This book like others begins in Cambridge but features a visit to another place, on this occasion, Suffolk. In fact I know the couple to whom this book is dedicated. The beginning is a bit graphic, as a woman dies as the result of taking the wrong herb while heavily pregnant. After that it becomes a novel of deceit, betrayal and uncertainly about who has done what, and to whom. It is a really good example of the series, as deaths, bodies and attempts on lives beset Matthew to the point of him not knowing who is left to trust. There are other books in this series which depict Cambridge as a small place closing in on the guilty and innocent alike. This book never dawdles and really doesn’t slow down between mystery and threat.

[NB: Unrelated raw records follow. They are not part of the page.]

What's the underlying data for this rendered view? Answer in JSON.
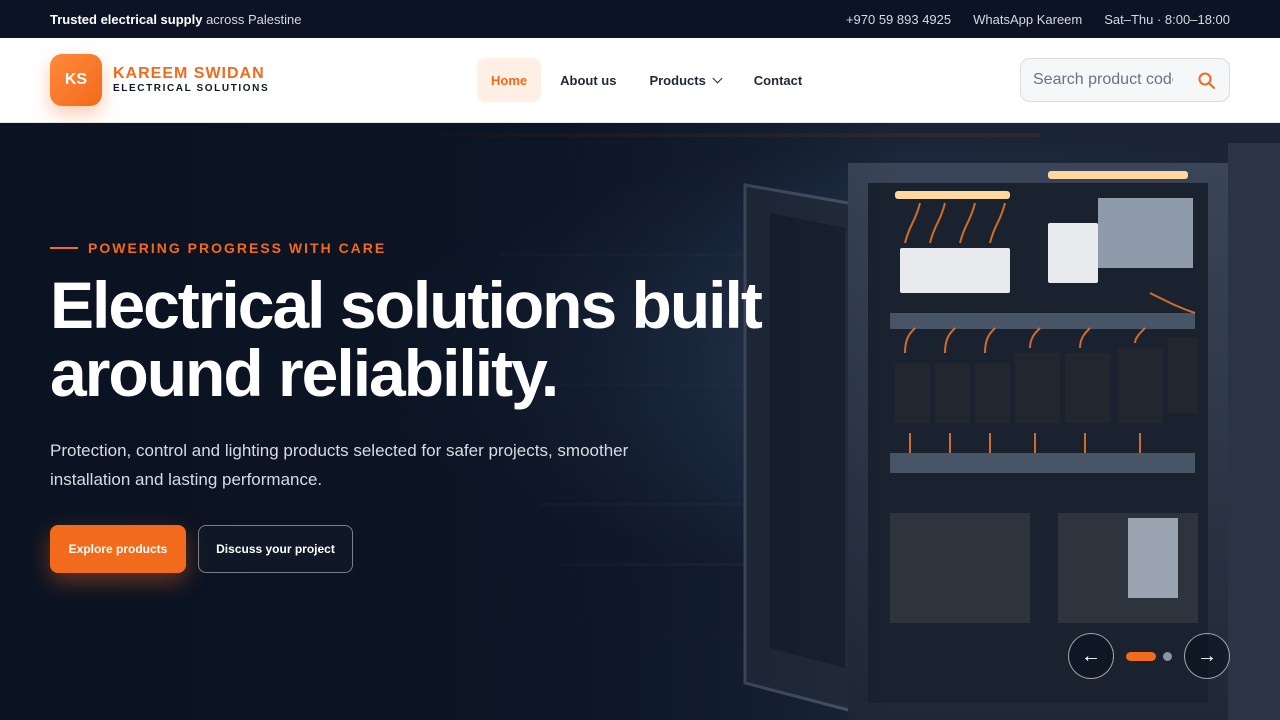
{
  "topbar": {
    "lead_bold": "Trusted electrical supply",
    "lead_rest": " across Palestine",
    "phone": "+970 59 893 4925",
    "whatsapp": "WhatsApp Kareem",
    "hours": "Sat–Thu · 8:00–18:00"
  },
  "brand": {
    "initials": "KS",
    "name": "KAREEM SWIDAN",
    "tagline": "ELECTRICAL SOLUTIONS",
    "accent_color": "#f26a1b"
  },
  "nav": {
    "items": [
      {
        "label": "Home",
        "active": true
      },
      {
        "label": "About us",
        "active": false
      },
      {
        "label": "Products",
        "active": false,
        "dropdown": true
      },
      {
        "label": "Contact",
        "active": false
      }
    ]
  },
  "search": {
    "placeholder": "Search product code",
    "icon": "search-icon"
  },
  "hero": {
    "eyebrow": "POWERING PROGRESS WITH CARE",
    "headline_line1": "Electrical solutions built",
    "headline_line2": "around reliability.",
    "subtext": "Protection, control and lighting products selected for safer projects, smoother installation and lasting performance.",
    "primary_cta": "Explore products",
    "secondary_cta": "Discuss your project",
    "prev_symbol": "←",
    "next_symbol": "→",
    "slider": {
      "current": 1,
      "total": 2
    }
  }
}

The research is impeccable and never intrudes; I’ve rarely had to pause and wonder if it really could have happened like that in the period throughout all of the books. Gregory does not write in a dated theatrical language, however. It is easy to read speech and narration which do not require a working knowledge of medieval England to enjoy. There are landmarks and references to make the books solid such as the plague, which dominates some of the earlier books.

I would recommend these books to anyone who enjoys murder mysteries in an historical setting. They are unfailingly well written and enjoyable. Each one stands alone as a good book, as well as having some running themes. They don’t have to be read in strict order, although there is the danger that you may want to go back to read the earlier novels if you start later on. I have seen them reduced in some shops and websites, but they are definitely worth getting hold of and enjoying. Gregory also writes the Thomas Chaloner  series, but they have not grabbed my attention in quite the same way. But there is still time, if only to fill the gaps while I await the next Bartholomew novel…